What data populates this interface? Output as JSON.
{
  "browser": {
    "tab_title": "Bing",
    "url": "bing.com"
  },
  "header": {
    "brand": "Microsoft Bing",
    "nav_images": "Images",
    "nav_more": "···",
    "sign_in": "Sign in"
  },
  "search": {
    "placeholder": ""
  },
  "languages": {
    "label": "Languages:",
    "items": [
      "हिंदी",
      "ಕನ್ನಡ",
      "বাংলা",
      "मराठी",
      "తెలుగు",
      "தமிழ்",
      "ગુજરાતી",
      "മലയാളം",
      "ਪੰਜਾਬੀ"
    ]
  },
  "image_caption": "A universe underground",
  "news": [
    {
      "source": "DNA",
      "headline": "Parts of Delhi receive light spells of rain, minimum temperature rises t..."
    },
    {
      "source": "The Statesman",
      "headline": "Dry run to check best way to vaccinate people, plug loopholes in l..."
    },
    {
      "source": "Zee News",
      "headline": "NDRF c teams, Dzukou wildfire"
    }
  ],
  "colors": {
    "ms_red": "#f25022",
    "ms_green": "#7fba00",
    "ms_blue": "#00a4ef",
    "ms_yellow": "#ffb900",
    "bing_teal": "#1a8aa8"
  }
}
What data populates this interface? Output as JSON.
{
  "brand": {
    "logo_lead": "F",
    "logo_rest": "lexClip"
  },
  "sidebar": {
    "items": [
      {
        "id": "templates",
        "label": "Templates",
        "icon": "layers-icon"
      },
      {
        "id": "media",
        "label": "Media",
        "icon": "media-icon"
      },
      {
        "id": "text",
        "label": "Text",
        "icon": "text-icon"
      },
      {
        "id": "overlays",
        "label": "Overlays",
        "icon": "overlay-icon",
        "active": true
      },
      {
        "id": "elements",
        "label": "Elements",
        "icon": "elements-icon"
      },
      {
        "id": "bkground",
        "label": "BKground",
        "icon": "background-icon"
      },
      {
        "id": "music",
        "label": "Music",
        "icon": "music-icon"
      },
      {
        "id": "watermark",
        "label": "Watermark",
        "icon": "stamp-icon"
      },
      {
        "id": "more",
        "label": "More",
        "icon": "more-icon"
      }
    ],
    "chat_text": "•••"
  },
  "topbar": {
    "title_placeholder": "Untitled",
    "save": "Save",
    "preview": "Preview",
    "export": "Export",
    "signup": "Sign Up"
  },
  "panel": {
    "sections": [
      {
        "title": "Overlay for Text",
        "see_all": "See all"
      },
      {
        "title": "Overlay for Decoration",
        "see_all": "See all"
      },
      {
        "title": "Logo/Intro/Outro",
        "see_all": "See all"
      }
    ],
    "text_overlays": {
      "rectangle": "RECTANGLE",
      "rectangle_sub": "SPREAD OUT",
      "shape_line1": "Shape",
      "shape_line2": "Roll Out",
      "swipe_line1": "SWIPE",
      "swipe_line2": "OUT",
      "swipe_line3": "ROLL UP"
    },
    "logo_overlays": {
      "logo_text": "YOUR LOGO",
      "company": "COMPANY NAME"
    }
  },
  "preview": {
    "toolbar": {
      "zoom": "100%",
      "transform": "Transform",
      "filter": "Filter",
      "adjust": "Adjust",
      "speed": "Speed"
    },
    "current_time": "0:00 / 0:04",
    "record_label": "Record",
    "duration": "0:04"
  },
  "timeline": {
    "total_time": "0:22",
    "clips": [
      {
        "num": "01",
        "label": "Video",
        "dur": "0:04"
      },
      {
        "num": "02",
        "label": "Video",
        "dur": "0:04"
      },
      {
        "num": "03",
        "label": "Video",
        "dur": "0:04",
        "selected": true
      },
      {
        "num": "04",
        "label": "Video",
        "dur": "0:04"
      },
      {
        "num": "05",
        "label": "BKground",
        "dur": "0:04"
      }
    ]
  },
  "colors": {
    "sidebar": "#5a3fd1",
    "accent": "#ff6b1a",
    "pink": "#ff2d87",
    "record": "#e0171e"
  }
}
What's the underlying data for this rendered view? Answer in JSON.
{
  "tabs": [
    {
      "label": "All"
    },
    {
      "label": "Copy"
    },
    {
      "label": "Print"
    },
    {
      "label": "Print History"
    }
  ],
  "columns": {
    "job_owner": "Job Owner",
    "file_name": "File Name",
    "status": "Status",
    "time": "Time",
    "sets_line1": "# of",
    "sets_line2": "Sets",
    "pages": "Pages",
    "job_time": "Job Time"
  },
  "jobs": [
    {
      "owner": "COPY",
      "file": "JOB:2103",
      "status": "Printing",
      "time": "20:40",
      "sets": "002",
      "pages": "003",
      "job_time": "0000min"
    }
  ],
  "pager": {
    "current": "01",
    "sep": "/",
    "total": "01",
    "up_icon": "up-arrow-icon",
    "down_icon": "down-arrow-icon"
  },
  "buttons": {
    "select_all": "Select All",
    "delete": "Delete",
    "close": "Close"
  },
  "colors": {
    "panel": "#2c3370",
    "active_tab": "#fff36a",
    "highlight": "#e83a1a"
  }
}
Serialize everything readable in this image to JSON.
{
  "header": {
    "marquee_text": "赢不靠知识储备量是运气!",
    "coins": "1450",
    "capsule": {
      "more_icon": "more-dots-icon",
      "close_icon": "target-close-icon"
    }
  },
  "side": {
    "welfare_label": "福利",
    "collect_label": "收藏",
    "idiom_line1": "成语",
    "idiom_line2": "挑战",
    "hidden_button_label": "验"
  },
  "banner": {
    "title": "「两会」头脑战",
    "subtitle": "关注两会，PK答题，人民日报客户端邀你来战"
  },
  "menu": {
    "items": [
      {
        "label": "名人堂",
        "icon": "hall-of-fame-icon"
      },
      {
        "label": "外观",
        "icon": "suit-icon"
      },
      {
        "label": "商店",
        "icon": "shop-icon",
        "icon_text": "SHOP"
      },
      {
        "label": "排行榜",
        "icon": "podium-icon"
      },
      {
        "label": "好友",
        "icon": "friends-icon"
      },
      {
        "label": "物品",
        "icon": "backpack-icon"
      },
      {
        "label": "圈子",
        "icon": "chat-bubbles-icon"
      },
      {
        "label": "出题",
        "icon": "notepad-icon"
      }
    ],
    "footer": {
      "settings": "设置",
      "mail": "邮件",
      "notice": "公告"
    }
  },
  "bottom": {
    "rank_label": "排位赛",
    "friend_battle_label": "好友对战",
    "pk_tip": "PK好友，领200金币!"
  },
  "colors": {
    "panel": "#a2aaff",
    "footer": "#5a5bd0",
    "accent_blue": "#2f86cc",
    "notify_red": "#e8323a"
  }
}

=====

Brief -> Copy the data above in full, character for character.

Response to the task ->
What data populates this interface? Output as JSON.
{
  "browser": {
    "tab_title": "Bing",
    "url": "bing.com"
  },
  "header": {
    "brand": "Microsoft Bing",
    "nav_images": "Images",
    "nav_more": "···",
    "sign_in": "Sign in"
  },
  "search": {
    "placeholder": ""
  },
  "languages": {
    "label": "Languages:",
    "items": [
      "हिंदी",
      "ಕನ್ನಡ",
      "বাংলা",
      "मराठी",
      "తెలుగు",
      "தமிழ்",
      "ગુજરાતી",
      "മലയാളം",
      "ਪੰਜਾਬੀ"
    ]
  },
  "image_caption": "A universe underground",
  "news": [
    {
      "source": "DNA",
      "headline": "Parts of Delhi receive light spells of rain, minimum temperature rises t..."
    },
    {
      "source": "The Statesman",
      "headline": "Dry run to check best way to vaccinate people, plug loopholes in l..."
    },
    {
      "source": "Zee News",
      "headline": "NDRF c teams, Dzukou wildfire"
    }
  ],
  "colors": {
    "ms_red": "#f25022",
    "ms_green": "#7fba00",
    "ms_blue": "#00a4ef",
    "ms_yellow": "#ffb900",
    "bing_teal": "#1a8aa8"
  }
}
What data populates this interface? Output as JSON.
{
  "brand": {
    "logo_lead": "F",
    "logo_rest": "lexClip"
  },
  "sidebar": {
    "items": [
      {
        "id": "templates",
        "label": "Templates",
        "icon": "layers-icon"
      },
      {
        "id": "media",
        "label": "Media",
        "icon": "media-icon"
      },
      {
        "id": "text",
        "label": "Text",
        "icon": "text-icon"
      },
      {
        "id": "overlays",
        "label": "Overlays",
        "icon": "overlay-icon",
        "active": true
      },
      {
        "id": "elements",
        "label": "Elements",
        "icon": "elements-icon"
      },
      {
        "id": "bkground",
        "label": "BKground",
        "icon": "background-icon"
      },
      {
        "id": "music",
        "label": "Music",
        "icon": "music-icon"
      },
      {
        "id": "watermark",
        "label": "Watermark",
        "icon": "stamp-icon"
      },
      {
        "id": "more",
        "label": "More",
        "icon": "more-icon"
      }
    ],
    "chat_text": "•••"
  },
  "topbar": {
    "title_placeholder": "Untitled",
    "save": "Save",
    "preview": "Preview",
    "export": "Export",
    "signup": "Sign Up"
  },
  "panel": {
    "sections": [
      {
        "title": "Overlay for Text",
        "see_all": "See all"
      },
      {
        "title": "Overlay for Decoration",
        "see_all": "See all"
      },
      {
        "title": "Logo/Intro/Outro",
        "see_all": "See all"
      }
    ],
    "text_overlays": {
      "rectangle": "RECTANGLE",
      "rectangle_sub": "SPREAD OUT",
      "shape_line1": "Shape",
      "shape_line2": "Roll Out",
      "swipe_line1": "SWIPE",
      "swipe_line2": "OUT",
      "swipe_line3": "ROLL UP"
    },
    "logo_overlays": {
      "logo_text": "YOUR LOGO",
      "company": "COMPANY NAME"
    }
  },
  "preview": {
    "toolbar": {
      "zoom": "100%",
      "transform": "Transform",
      "filter": "Filter",
      "adjust": "Adjust",
      "speed": "Speed"
    },
    "current_time": "0:00 / 0:04",
    "record_label": "Record",
    "duration": "0:04"
  },
  "timeline": {
    "total_time": "0:22",
    "clips": [
      {
        "num": "01",
        "label": "Video",
        "dur": "0:04"
      },
      {
        "num": "02",
        "label": "Video",
        "dur": "0:04"
      },
      {
        "num": "03",
        "label": "Video",
        "dur": "0:04",
        "selected": true
      },
      {
        "num": "04",
        "label": "Video",
        "dur": "0:04"
      },
      {
        "num": "05",
        "label": "BKground",
        "dur": "0:04"
      }
    ]
  },
  "colors": {
    "sidebar": "#5a3fd1",
    "accent": "#ff6b1a",
    "pink": "#ff2d87",
    "record": "#e0171e"
  }
}
What's the underlying data for this rendered view? Answer in JSON.
{
  "tabs": [
    {
      "label": "All"
    },
    {
      "label": "Copy"
    },
    {
      "label": "Print"
    },
    {
      "label": "Print History"
    }
  ],
  "columns": {
    "job_owner": "Job Owner",
    "file_name": "File Name",
    "status": "Status",
    "time": "Time",
    "sets_line1": "# of",
    "sets_line2": "Sets",
    "pages": "Pages",
    "job_time": "Job Time"
  },
  "jobs": [
    {
      "owner": "COPY",
      "file": "JOB:2103",
      "status": "Printing",
      "time": "20:40",
      "sets": "002",
      "pages": "003",
      "job_time": "0000min"
    }
  ],
  "pager": {
    "current": "01",
    "sep": "/",
    "total": "01",
    "up_icon": "up-arrow-icon",
    "down_icon": "down-arrow-icon"
  },
  "buttons": {
    "select_all": "Select All",
    "delete": "Delete",
    "close": "Close"
  },
  "colors": {
    "panel": "#2c3370",
    "active_tab": "#fff36a",
    "highlight": "#e83a1a"
  }
}
Serialize everything readable in this image to JSON.
{
  "header": {
    "marquee_text": "赢不靠知识储备量是运气!",
    "coins": "1450",
    "capsule": {
      "more_icon": "more-dots-icon",
      "close_icon": "target-close-icon"
    }
  },
  "side": {
    "welfare_label": "福利",
    "collect_label": "收藏",
    "idiom_line1": "成语",
    "idiom_line2": "挑战",
    "hidden_button_label": "验"
  },
  "banner": {
    "title": "「两会」头脑战",
    "subtitle": "关注两会，PK答题，人民日报客户端邀你来战"
  },
  "menu": {
    "items": [
      {
        "label": "名人堂",
        "icon": "hall-of-fame-icon"
      },
      {
        "label": "外观",
        "icon": "suit-icon"
      },
      {
        "label": "商店",
        "icon": "shop-icon",
        "icon_text": "SHOP"
      },
      {
        "label": "排行榜",
        "icon": "podium-icon"
      },
      {
        "label": "好友",
        "icon": "friends-icon"
      },
      {
        "label": "物品",
        "icon": "backpack-icon"
      },
      {
        "label": "圈子",
        "icon": "chat-bubbles-icon"
      },
      {
        "label": "出题",
        "icon": "notepad-icon"
      }
    ],
    "footer": {
      "settings": "设置",
      "mail": "邮件",
      "notice": "公告"
    }
  },
  "bottom": {
    "rank_label": "排位赛",
    "friend_battle_label": "好友对战",
    "pk_tip": "PK好友，领200金币!"
  },
  "colors": {
    "panel": "#a2aaff",
    "footer": "#5a5bd0",
    "accent_blue": "#2f86cc",
    "notify_red": "#e8323a"
  }
}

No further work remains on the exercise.